The perception of the Black Lives Matter (BLM) movement varies significantly across the political divide. Here’s a breakdown:

  1. Supporters on the Left:
    • Many on the left view the BLM movement as a necessary and long-overdue response to systemic racism and police brutality against Black people in the United States.
    • They see BLM as a crucial force for social change, advocating for justice, equality, and an end to racial discrimination.
    • Supporters often participate in BLM protests, donate to BLM organizations, and amplify BLM messaging on social media and in their communities.
  2. Critics on the Right:
    • Some on the right view the BLM movement with skepticism or outright hostility, seeing it as divisive, anti-police, or even anti-white.
    • Critics may argue that BLM’s focus on racial disparities overlooks other factors contributing to social inequality and that the movement’s tactics, such as protests and civil disobedience, are counterproductive.
    • There are also criticisms of specific actions taken by some individuals associated with BLM, such as instances of violence or property damage during protests.
    • Some critics accuse BLM of promoting a radical agenda or being influenced by far-left ideologies.
  3. Moderates and Independents:
    • Those in the middle of the political spectrum may have a range of opinions on BLM, depending on their personal experiences, values, and exposure to different perspectives.
    • Some moderates may sympathize with BLM’s goals but have reservations about certain tactics or aspects of the movement.
    • Others may feel conflicted or uncertain about how to navigate the complex issues surrounding race, policing, and social justice that BLM brings to the forefront.

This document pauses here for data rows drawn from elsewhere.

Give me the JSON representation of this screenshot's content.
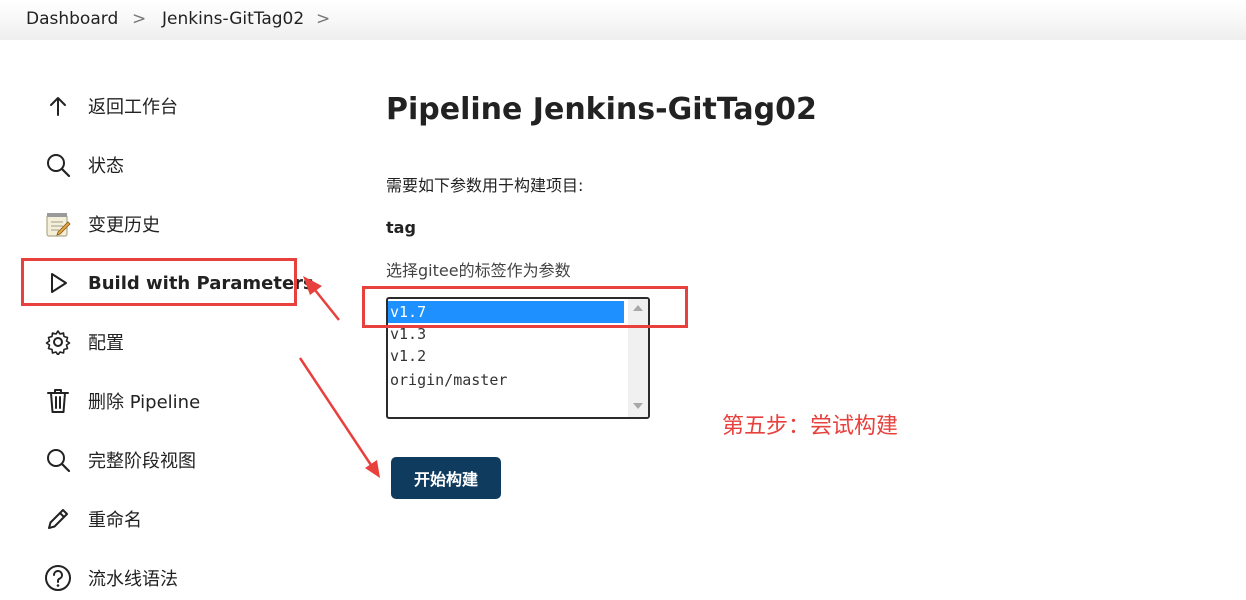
{
  "breadcrumb": {
    "items": [
      "Dashboard",
      "Jenkins-GitTag02"
    ],
    "separator": ">"
  },
  "sidebar": {
    "items": [
      {
        "label": "返回工作台",
        "icon": "arrow-up-icon"
      },
      {
        "label": "状态",
        "icon": "search-icon"
      },
      {
        "label": "变更历史",
        "icon": "notepad-icon"
      },
      {
        "label": "Build with Parameters",
        "icon": "play-icon"
      },
      {
        "label": "配置",
        "icon": "gear-icon"
      },
      {
        "label": "删除 Pipeline",
        "icon": "trash-icon"
      },
      {
        "label": "完整阶段视图",
        "icon": "search-icon"
      },
      {
        "label": "重命名",
        "icon": "pencil-icon"
      },
      {
        "label": "流水线语法",
        "icon": "help-icon"
      }
    ]
  },
  "main": {
    "title": "Pipeline Jenkins-GitTag02",
    "description": "需要如下参数用于构建项目:",
    "parameter": {
      "name": "tag",
      "description": "选择gitee的标签作为参数",
      "options": [
        "v1.7",
        "v1.3",
        "v1.2",
        "origin/master"
      ],
      "selected": "v1.7"
    },
    "build_button": "开始构建"
  },
  "annotation": {
    "text": "第五步：尝试构建",
    "color": "#e8403c"
  },
  "colors": {
    "accent": "#0e3b5e",
    "selection": "#1e90ff",
    "annotation_red": "#e8403c"
  }
}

Overall, the perception of the Black Lives Matter movement across the political divide reflects broader ideological divides on issues related to race, justice, and the role of government in addressing social inequalities. While some view BLM as a powerful force for positive change, others see it as a polarizing or even threatening movement.